Note: I recently started using Blogger's Amazon Associates program. I may not be able to recommend all the products I link to here. I can, however, vouch for "Biscuits, Spoonbread and Sweet Potato Pie."

Friday, June 11, 2010


Sara recently shared another recipe to make good use of all our CSA veggies — chimichurri.

As she explained, "This is an Argentinian dip/sauce/spread that's a lot like pesto. It is so simple, but so good on almost anything." She said it's traditionally a condiment for steak, but her use it one sandwiches, potatoes and more.

It made a quick meal for me last night. I threw the ingredients in the food blender last night, including the pepper and lemon juice, and processed it in a matter of seconds. I also added sunflower seeds and parmesan cheese.

I added a bit of sauce to a slice of bread and topped it with shiitake mushroom caps and swiss cheese. Then I broiled it for about a minute. So wonderful!

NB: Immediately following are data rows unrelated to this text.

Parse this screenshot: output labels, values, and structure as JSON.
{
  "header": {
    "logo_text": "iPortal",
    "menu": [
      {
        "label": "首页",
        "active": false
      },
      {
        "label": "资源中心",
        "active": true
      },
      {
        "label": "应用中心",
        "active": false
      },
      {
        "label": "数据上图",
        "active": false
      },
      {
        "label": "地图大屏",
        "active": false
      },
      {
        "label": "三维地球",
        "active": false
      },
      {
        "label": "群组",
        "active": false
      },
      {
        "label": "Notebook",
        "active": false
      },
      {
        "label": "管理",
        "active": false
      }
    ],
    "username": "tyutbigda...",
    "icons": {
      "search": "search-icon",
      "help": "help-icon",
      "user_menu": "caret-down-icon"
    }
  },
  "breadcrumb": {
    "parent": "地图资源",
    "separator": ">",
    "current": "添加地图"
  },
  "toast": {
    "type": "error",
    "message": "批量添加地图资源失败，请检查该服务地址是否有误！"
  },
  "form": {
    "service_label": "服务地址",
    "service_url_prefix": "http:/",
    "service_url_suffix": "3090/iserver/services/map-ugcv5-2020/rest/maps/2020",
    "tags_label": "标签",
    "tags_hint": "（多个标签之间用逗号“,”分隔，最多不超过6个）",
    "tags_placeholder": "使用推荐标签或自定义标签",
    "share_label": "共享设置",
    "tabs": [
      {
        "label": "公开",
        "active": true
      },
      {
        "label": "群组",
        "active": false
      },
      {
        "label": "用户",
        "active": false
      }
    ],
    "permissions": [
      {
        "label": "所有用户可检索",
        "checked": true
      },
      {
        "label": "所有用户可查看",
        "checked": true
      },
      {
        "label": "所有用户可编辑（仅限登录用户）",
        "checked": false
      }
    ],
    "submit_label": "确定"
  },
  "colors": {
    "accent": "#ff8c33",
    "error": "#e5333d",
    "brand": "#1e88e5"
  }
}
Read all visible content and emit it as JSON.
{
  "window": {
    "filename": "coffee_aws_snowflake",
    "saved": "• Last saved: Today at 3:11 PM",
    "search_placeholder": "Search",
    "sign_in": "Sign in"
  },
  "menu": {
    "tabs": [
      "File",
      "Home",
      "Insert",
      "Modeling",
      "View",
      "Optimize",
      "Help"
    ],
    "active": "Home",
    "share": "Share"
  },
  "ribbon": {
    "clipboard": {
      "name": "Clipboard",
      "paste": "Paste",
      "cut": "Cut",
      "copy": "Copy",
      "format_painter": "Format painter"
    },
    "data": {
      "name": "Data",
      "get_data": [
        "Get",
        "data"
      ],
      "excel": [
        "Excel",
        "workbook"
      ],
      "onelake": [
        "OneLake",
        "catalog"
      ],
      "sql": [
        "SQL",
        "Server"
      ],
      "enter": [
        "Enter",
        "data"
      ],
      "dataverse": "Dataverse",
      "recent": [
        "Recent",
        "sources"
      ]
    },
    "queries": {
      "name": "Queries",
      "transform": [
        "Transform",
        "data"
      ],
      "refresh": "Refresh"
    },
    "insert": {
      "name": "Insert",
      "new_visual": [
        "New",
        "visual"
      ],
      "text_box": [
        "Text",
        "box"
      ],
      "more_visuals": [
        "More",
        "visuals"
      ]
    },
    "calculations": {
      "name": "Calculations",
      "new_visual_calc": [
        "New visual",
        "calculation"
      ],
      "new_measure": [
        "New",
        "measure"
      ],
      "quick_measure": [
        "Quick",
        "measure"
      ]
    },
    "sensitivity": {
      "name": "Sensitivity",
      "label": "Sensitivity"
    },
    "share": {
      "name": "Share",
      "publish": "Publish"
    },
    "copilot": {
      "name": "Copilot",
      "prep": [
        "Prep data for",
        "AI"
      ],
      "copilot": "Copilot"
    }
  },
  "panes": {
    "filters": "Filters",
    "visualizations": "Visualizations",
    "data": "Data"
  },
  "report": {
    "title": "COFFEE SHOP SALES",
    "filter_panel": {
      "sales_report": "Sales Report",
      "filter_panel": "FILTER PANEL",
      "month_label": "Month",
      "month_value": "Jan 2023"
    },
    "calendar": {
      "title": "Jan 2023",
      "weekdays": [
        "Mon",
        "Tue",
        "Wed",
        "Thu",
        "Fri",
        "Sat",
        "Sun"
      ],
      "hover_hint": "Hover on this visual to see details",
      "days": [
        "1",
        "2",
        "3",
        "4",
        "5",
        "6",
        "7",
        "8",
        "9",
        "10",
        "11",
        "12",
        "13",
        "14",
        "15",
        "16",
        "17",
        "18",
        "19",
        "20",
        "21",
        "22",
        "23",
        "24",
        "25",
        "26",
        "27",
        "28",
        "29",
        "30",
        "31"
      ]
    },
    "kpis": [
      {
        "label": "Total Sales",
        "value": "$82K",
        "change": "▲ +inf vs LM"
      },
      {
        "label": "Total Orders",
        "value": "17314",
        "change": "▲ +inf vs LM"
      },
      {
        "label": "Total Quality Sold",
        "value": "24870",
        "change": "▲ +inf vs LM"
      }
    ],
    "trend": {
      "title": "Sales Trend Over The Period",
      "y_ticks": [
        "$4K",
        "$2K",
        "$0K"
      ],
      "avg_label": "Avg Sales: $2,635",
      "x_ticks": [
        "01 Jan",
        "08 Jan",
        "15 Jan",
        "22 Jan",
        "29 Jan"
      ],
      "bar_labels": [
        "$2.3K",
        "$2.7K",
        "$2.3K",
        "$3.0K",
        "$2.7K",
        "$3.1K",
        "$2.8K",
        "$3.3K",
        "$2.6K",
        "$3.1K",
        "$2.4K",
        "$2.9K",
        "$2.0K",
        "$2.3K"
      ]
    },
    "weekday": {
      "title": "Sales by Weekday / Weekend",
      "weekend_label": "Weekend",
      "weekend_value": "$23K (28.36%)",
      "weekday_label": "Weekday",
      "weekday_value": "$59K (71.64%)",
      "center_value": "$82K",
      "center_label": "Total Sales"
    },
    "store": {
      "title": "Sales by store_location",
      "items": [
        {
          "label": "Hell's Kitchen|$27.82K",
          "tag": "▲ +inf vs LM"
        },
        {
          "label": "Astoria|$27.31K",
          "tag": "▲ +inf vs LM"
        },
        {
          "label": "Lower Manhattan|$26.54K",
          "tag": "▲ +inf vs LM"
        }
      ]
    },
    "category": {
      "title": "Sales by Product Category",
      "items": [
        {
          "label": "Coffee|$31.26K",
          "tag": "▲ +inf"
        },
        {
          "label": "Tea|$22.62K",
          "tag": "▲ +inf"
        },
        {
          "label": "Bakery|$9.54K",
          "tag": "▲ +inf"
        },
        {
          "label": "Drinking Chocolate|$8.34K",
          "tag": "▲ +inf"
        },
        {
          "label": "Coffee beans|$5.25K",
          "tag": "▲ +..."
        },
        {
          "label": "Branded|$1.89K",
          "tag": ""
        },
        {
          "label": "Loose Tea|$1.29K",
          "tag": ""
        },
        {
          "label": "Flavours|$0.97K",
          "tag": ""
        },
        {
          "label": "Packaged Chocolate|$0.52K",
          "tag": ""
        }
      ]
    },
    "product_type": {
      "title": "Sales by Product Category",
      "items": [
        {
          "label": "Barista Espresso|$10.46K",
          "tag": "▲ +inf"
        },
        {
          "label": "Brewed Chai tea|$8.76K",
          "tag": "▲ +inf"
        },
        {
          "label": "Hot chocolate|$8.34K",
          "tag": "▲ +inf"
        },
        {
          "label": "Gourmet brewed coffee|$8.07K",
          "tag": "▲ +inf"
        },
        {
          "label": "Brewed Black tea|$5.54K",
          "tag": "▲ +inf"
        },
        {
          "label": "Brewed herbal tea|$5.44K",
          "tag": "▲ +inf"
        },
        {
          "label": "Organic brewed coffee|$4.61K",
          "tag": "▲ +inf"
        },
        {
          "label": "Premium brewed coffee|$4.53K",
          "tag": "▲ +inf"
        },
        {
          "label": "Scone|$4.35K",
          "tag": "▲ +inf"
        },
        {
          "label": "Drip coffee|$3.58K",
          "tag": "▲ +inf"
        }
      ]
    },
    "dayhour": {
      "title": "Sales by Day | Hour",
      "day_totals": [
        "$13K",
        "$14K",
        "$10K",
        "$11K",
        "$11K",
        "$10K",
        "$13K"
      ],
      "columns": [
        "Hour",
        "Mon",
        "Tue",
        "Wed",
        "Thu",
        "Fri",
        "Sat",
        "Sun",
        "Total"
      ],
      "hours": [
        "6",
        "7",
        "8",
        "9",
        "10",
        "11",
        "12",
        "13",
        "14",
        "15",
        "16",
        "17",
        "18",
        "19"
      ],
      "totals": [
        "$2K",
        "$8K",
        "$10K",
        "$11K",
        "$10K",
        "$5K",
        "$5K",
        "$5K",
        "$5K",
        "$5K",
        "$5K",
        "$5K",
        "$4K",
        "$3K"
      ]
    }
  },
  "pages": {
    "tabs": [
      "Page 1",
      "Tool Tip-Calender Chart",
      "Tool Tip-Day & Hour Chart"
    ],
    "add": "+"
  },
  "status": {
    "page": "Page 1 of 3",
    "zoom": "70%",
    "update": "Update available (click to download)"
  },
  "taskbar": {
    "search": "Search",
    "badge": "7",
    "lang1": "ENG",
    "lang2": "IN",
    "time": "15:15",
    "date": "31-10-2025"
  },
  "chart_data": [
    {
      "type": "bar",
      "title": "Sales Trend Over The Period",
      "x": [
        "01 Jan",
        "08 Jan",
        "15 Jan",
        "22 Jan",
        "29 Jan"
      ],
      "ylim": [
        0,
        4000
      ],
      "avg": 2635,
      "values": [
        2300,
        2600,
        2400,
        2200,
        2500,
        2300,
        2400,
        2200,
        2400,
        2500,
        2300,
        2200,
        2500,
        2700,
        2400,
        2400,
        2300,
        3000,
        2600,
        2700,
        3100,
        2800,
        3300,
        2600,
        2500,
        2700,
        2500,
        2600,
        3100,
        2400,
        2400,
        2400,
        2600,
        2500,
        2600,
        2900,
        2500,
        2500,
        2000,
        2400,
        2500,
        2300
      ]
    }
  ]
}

I can't wait to try this on steak and/or pasta.

Here's the recipe I used:


From Sara Fennell

This is an Argentinian dip/sauce/spread that's a lot like pesto. It is so simple, but so good on almost anything. It is traditionally a sauce for steak, but we use it on bread, sandwiches, potatoes, etc.

Olive oil                                                       
Optional — lemon juice and pepper

Mix all ingredients in a food processor until smooth. If you like a strong garlic flavor, use a couple of cloves (or green garlic). Serve at room temperature.

Epicurious has a version here and here's Wikipedia's description of the sauce.

Here's some chimichurri sauces and Argentina cookbooks here:

Note: I recently started using Amazon Associates, a new Blogger program. I'm giving the program a shot. I haven't tried these products, so I can't necessarily recommend these specifically.